Want Your Customers To Spend More? Then don’t do this!
Lessons in up-selling and cross-selling from a retail giant who ‘got it wrong’
The actions of two major European retailers demonstrate two alternative strategies for up-selling, or getting customers to spend more.
The ‘Spend More’ Strategy
The first strategy is to encourage customers to spend more. That is the strategy of UK retailer Sainsburys – one that became public recently because a poster never meant to be seen by the public was put up by mistake in a shop (rather than a staff canteen).
The poster which encouraged staff to get customers to spend and extra 50p on each store visit was spotted by a surprised shopper named Chris Dodd and immediately tweeted to the world.
The ‘Save More’ Strategy
The second strategy for getting your customers to spend more may at first appear counter-intuitive. It is to help them to save more.
That is the route taken by the Lidl chain which quickly turned the Sainsbury’s slip into a marketing opportunity.
As reported in Retail Week the message from the German discount chain was ‘we want to save people as many 50ps as possible’.
The strategy is ‘save our customers money and that will encourage them to do more of their shopping with us. They save, we sell more.
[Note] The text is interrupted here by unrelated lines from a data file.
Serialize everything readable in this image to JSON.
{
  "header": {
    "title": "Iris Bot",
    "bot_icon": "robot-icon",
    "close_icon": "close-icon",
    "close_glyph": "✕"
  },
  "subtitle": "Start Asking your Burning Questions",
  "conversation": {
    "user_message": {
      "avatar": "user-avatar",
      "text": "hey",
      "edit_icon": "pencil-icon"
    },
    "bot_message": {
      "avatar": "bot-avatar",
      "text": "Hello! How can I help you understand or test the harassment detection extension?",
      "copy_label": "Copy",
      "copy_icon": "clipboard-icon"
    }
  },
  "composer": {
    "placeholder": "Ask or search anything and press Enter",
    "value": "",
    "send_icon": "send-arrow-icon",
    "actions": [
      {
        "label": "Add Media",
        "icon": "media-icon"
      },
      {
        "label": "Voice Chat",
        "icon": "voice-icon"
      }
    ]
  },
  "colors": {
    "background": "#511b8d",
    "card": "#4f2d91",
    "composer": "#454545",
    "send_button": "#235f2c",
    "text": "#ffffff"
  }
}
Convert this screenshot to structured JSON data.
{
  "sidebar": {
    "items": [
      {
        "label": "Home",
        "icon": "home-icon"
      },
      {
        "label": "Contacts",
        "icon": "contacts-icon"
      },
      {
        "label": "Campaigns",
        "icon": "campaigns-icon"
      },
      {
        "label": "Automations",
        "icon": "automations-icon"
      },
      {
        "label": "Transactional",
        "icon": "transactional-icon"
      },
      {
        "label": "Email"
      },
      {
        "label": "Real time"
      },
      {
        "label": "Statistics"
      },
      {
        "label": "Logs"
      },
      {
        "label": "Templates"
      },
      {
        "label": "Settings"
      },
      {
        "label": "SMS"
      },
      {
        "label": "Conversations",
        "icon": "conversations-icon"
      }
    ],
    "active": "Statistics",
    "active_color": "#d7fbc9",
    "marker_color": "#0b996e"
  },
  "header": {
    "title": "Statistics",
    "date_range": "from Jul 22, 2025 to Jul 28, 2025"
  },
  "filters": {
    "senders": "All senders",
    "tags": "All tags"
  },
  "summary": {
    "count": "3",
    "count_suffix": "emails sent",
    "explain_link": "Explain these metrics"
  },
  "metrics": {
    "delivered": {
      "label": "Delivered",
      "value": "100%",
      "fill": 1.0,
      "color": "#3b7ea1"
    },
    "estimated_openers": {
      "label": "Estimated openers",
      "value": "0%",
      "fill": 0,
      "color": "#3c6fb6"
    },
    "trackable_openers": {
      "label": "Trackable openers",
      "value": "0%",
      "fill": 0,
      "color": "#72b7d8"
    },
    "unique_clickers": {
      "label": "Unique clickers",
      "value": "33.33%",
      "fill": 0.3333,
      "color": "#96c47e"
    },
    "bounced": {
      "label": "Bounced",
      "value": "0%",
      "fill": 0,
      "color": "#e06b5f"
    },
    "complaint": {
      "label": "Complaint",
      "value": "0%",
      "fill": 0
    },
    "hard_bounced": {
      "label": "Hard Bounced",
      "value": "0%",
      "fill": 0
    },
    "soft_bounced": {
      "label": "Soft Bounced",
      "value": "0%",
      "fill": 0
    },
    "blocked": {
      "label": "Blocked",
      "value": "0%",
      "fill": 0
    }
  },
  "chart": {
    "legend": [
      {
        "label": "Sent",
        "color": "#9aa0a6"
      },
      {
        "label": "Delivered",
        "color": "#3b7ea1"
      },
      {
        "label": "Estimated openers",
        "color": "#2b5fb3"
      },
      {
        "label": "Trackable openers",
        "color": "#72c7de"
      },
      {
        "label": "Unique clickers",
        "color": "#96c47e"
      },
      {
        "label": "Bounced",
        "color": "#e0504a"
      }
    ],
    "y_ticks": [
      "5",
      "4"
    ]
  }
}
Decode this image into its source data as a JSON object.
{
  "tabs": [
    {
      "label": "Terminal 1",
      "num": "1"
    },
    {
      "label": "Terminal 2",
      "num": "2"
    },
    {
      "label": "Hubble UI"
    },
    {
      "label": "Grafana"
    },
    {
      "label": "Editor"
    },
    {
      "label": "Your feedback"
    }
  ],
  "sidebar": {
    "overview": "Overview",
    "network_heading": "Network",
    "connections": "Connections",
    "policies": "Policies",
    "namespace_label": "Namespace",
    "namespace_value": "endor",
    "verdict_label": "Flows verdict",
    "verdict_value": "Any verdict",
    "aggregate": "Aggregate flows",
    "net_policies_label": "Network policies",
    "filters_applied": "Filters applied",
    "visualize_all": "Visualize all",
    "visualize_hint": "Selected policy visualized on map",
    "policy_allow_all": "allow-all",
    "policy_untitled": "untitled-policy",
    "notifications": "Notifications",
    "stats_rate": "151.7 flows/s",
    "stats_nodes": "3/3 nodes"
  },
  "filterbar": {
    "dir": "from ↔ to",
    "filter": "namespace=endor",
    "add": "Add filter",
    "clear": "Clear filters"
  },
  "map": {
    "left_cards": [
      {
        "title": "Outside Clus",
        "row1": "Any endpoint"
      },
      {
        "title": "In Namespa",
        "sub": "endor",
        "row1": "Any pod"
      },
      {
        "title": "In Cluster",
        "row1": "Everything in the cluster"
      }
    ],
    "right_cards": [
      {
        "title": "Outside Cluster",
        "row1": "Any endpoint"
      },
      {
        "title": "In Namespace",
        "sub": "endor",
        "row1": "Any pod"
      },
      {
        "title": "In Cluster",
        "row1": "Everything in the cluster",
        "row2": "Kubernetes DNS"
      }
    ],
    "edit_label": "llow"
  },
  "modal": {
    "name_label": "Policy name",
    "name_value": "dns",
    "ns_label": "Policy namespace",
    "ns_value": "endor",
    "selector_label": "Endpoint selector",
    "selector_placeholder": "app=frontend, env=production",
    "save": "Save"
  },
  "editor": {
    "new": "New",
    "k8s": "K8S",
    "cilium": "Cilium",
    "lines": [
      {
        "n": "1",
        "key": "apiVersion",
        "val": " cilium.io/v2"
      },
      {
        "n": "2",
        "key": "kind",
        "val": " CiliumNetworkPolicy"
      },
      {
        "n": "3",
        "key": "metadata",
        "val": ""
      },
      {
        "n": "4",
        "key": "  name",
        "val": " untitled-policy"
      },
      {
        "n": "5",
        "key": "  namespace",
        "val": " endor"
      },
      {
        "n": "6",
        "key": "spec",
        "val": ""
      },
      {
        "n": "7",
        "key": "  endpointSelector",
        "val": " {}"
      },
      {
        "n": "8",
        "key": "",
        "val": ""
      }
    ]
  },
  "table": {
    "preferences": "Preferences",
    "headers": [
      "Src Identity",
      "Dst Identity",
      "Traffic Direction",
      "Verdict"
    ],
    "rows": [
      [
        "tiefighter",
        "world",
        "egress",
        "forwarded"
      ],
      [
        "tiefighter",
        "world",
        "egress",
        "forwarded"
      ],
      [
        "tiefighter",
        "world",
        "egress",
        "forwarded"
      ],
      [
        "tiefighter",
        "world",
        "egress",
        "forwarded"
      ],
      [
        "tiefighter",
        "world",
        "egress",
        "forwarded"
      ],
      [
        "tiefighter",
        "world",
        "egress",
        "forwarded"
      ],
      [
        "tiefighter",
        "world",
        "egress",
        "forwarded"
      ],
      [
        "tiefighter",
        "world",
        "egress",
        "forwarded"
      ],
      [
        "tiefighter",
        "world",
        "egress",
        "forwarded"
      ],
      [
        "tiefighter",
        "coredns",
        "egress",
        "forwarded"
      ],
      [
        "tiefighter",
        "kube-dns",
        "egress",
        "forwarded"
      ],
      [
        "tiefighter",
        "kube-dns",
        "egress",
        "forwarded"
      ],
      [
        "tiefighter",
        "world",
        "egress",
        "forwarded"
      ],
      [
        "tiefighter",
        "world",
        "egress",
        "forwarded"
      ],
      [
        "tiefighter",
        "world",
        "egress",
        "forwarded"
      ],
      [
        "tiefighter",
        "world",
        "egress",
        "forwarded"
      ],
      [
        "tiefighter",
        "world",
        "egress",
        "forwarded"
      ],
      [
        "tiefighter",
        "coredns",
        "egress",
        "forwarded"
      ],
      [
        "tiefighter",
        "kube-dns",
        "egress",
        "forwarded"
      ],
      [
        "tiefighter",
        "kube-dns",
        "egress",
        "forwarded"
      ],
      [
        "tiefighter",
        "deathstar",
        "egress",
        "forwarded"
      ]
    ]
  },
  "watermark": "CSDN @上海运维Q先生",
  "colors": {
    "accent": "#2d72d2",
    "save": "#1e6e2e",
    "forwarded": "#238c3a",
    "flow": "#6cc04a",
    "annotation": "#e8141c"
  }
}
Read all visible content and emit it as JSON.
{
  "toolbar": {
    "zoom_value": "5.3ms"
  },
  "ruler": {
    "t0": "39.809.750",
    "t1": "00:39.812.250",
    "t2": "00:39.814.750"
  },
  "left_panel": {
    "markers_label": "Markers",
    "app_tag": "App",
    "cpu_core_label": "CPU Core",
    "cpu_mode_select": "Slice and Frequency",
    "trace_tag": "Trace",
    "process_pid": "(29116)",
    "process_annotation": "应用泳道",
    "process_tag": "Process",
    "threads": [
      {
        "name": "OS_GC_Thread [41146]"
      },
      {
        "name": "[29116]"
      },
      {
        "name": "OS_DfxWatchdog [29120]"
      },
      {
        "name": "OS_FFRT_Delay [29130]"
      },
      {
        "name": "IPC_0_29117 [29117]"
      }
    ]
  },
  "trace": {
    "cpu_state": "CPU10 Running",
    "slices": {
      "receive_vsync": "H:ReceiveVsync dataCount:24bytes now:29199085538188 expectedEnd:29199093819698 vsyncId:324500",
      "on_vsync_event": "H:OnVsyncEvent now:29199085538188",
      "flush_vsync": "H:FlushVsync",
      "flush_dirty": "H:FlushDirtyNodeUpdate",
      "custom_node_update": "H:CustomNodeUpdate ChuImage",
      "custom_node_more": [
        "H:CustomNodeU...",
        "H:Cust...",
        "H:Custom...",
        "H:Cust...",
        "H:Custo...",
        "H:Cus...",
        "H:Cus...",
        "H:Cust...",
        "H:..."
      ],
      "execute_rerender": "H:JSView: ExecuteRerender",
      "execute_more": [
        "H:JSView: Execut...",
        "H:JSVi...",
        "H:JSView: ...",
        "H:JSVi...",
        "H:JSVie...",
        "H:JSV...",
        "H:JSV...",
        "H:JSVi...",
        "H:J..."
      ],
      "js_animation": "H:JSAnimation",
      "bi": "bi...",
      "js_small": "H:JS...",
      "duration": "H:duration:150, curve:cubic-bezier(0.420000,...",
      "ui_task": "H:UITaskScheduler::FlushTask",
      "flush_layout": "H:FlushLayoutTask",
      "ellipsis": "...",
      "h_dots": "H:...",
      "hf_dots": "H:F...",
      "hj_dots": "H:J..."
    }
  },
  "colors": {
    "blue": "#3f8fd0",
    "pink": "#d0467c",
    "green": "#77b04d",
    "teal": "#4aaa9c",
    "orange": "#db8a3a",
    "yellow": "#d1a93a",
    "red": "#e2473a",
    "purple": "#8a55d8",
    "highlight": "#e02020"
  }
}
It is a real win-win’. Plus it is a much more palatable message for the buyer to hear.
Both posters have the same objective – to increase sales and profits, relative to competitors. But they evidence two different ways about doing it.
The question for sellers is what poster are we holding up to our customers: Is it the message ‘spend more’ or ‘save more’? Moreover do our customers see us as being in their targets and budgets?
Confirming Buyer Suspicions
Featuring prominently first on social media and then in the general press, the Sainsbury slip up has generated a lot of unwelcome publicity.
Yet, buyers would say that the Sainsbury slip-up confirms what they already know – ‘that salespeople just want to sell them more’. As the posters show however some sellers are better at disguising it than others.
Unfortunately most buyers believe that ‘salespeople will say anything just to get them to spend more money!’ That they are ‘only interested in is getting sale and earning sales commissions’. They know that ‘the only person’s target or budget that sellers are concerned with is their own’.
The Sainsbury poster justifies these beliefs and as sellers we need to demonstrate that we are different. That we are genuinely interested in our customers and their needs (which so often includes making their money go farther).
Harsh Market Realities
Of course, behind the posters as an interesting anecdote for sellers, is a set of troubling market conditions for UK retailers (as well as retailers in other slowly recovering markets). As reported the UK’s Guardian newspaper retailers are faced with:
– A prolonged fall in real wages has encouraged consumers to shop around for bargains
– Spending on food fell 1.3% in the UK during 2013-2014, mainly due to increased competition from the new discount chains
– Consumers are focusing on wasting less food, buying little but more often.
In such market conditions marketers and sellers will by necessity ‘try every trick in the book’ and hope that some of them will work. Regardless there is another lesson from the Sainsbury’s slip:
Never print or say anything in front of your staff that you don’t want repeated in front of your customers. In a world of smart phones social media saying one thing in private and another in public just doesn’t work.